PNG Government Grants Special Economic Zone status to Central Cement and Lime Project

Managing Director Paul Mulder said “I greatly appreciate the leadership of the PNG Prime Minister & Minister for
Bougainville Affairs & Defence, Hon. James Marape, in the establishment of this SEZ, as it sets the right conditions for
large scale investment to thrive and catalyse down-stream processing in the SEZ that will particularly benefit the
people and the manufacturing industry in PNG.”

Read more

How Special Economic Zones are Reshaping the World Economy

SEZs are business parks granted legal autonomy to improve their governance. Companies operating within SEZs enjoy unique tax breaks, streamlined government regulations, special VISA rights and different labor laws. This enables businesses to operate in emerging markets without the usual problems that businesses in the developed world face. SEZs have also rehabilitated traditionally bad investment destinations, creating bastions of economic growth in unlikely locations. The most well-known case studies of this come from China.

Read more

Infrastructure key to regional boom

The report says improving regional connectivity is critical to unlocking additional growth and backs a staged investment in transport infrastructure aimed at supporting economic diversification and sustainable population growth. It says this strengthens the case for modern, fast rail improvements. Mass movements of people from cities to towns such as Margaret River in Western Australia and Orange in NSW – both as holiday destinations and places of residence – had sparked huge demand for housing and services. The report says a more coordinated infrastructure policy would meet specific needs by drawing on each region’s competitive advantage, facilitate growth and encourage a better balancing of population growth between cities and regions.

Read more

Reform overhaul to put rocket under productivity

With the country already experiencing a peak in major projects, Infrastructure Australia chief of policy and research Peter Colacino said the industry needed to reform in order to meet the looming pipeline of projects. “The industry can’t deliver the scope of work unless it adopts the change,” he said. “We’ve pointed to things that are proven, have delivered productivity gains elsewhere, are well evidenced in terms of what we’re putting forward. These aren’t unproven solutions.”
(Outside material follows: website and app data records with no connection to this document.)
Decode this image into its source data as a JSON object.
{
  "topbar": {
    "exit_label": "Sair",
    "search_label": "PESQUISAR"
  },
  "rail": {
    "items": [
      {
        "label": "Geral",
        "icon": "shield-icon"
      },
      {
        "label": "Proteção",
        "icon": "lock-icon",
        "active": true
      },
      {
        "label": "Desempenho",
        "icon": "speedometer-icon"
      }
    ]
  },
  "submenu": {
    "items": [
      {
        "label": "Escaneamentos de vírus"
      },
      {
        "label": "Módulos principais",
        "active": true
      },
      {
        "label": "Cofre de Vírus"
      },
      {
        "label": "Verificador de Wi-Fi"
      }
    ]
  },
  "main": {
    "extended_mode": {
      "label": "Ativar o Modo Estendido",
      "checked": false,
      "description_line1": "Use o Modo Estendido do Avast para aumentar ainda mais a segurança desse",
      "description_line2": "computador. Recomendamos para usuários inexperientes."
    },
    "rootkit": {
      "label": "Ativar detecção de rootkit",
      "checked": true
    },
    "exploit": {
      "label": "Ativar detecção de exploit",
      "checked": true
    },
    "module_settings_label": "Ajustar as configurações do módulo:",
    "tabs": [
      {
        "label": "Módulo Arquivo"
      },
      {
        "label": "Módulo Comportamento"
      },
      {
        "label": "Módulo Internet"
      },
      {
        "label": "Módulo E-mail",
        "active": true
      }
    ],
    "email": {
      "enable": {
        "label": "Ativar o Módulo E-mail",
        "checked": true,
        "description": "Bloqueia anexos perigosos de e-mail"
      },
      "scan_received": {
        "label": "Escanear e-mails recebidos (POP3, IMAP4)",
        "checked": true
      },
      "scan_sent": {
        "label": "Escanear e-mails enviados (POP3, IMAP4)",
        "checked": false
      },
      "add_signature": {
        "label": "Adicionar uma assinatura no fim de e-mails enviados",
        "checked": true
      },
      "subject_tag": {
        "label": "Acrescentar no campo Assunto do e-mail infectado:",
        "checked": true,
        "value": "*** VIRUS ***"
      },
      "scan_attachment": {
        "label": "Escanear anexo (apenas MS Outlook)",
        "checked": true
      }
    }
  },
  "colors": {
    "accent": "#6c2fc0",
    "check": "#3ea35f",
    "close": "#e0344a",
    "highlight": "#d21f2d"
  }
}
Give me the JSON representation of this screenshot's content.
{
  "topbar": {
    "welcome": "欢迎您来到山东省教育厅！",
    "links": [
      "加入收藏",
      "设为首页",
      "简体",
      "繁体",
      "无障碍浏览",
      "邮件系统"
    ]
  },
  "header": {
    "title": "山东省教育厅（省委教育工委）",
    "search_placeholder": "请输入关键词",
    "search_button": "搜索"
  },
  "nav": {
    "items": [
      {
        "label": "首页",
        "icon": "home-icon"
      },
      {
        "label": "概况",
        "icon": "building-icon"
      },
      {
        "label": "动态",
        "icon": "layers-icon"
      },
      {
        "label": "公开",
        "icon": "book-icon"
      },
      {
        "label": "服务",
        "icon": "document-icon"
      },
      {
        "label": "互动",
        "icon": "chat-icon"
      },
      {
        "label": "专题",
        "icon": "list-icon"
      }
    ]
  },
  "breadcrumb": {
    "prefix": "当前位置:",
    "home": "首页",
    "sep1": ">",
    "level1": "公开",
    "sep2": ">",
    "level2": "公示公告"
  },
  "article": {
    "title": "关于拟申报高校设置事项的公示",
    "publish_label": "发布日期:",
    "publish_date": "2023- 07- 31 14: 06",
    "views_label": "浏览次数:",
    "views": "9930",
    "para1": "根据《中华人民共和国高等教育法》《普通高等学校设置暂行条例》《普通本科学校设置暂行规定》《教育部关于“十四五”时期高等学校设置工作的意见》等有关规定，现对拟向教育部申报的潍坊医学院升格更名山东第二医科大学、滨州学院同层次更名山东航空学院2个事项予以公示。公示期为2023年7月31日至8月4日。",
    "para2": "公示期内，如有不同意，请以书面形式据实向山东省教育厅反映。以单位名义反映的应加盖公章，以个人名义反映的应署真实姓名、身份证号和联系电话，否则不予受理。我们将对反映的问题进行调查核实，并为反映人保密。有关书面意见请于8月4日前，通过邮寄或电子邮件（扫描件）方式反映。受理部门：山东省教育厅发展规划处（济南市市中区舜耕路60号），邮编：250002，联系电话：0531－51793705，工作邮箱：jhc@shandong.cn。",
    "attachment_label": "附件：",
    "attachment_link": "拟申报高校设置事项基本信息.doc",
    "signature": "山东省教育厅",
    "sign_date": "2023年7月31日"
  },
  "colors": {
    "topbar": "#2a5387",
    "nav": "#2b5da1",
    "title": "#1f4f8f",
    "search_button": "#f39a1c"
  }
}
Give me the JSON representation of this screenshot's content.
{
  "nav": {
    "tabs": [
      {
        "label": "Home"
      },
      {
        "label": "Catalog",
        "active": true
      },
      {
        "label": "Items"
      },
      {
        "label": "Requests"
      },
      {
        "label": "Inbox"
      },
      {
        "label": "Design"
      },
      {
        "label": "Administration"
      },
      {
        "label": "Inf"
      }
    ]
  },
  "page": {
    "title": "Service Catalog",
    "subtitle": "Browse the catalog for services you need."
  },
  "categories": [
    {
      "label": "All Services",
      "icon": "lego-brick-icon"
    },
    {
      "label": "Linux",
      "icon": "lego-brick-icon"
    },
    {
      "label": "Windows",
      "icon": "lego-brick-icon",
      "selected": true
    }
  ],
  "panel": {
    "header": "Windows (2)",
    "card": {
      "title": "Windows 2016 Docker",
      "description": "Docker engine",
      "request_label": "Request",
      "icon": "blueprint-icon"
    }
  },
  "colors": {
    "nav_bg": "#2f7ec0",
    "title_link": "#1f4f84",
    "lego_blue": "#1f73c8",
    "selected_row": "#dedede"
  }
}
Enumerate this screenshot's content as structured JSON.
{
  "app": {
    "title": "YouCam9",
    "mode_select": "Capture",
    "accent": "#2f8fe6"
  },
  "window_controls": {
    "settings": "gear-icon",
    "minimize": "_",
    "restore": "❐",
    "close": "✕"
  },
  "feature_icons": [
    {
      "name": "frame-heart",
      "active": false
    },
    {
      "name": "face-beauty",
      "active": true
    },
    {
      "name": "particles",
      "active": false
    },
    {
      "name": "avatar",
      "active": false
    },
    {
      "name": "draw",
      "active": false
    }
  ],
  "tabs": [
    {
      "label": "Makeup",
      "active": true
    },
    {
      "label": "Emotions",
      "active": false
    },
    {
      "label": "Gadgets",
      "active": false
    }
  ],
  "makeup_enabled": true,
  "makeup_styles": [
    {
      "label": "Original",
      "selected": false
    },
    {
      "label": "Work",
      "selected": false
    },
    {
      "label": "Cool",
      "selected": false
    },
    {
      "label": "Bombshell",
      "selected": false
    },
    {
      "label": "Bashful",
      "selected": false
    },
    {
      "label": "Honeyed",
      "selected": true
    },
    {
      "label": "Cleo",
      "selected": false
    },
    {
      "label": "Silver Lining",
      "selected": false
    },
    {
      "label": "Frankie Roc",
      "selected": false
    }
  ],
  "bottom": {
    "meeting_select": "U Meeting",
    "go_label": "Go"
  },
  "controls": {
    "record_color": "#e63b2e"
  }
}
Read more

Taking the big smoke to the bush

“Not by a decentralisation policy where we shift public servants from government agencies out into country towns. But where we flip that model, identify the unique competitive advantage of the region, and use that to attract people … but also businesses who are keen to relocate if we get the infrastructure piece right.”

Read more

‘Payroll tax squeezes the life out of sector’

On a federal level Mr Tan said that Treasurer Josh Fydenberg needed to engage with the sector and be guided by them on policy. “Let us show you where the opportunities are and how policy can really help the sector but also very much harm the sector and let us give you some ideas that can help the sector and the economy and the country all at the same time,” he said. “We are trying to solve big problems and sometimes the rules aren’t very clear about what you can and can’t do.”

Read more

Rinehart’s fear: Don’t strangle our Olympics

In a rare interview, Ms Rinehart, who sponsors four of Australia’s Olympic sports, insisted that for Brisbane to fulfil its potential as the 2032 Games host, investors must be given a way to saw through the governmental red tape she believes has stalled many crucial business opportunities in Queensland. “I really enjoy being involved but the parents are the real heroes because they have been there since the journey began,’’ she said. Ms Rinehart has promised to continue her support beyond this Olympics.

Read more

Brickworks slams IMF carbon tax

“(Australian governments) are into the rule book to try and find out how they can stop you doing what you want to do, or try and delay you, whereas in America, representatives of the governor will come and see you and ask you how they can help,” he explained.
“We need to be prepared to relax the regulations so companies can function. It’s just too onerous at the moment, and very difficult for companies to invest in Australia,” he added.

Read more

Approvals reform can protect natural assets & boost economy

The Minerals Council of Australia estimates that the EPBC process can cost companies developing greenfield resource projects up to $47 million every month. Professor Samuel recommended the job-destroying duplication should be addressed by improving, strengthening, and streamlining the capacity of the Federal Government to delegate approval functions to State governments.
It’s time to get on with reforms to better protect natural assets and deliver a needed boost for our economy.

Read more

McGowan backs PM over red tape Bills

Mr McGowan said his government had called for proposed changes 18 months ago.
“We support this legislation and WA continues to work with the Commonwealth to progress a bilateral agreement for approvals which will maintain environmental standards and reduce red tape,” he said.
“Since (originally calling for the changes) the State has been implementing initiatives to remove red tape while retaining the highest environmental standards for all applicants.”

Read more

Popular Posts

Vale and Asian miner seek Brazil nod to fast-track mine project
PNG Government Grants Special Economic Zone status to Central Cement and Lime Project
How Special Economic Zones are Reshaping the World Economy
Infrastructure key to regional boom
Reform overhaul to put rocket under productivity
Taking the big smoke to the bush
‘Payroll tax squeezes the life out of sector’
MAKE BRISBANE SHINE
Become The Voice of The North
Become

Voice of the North

Be Heard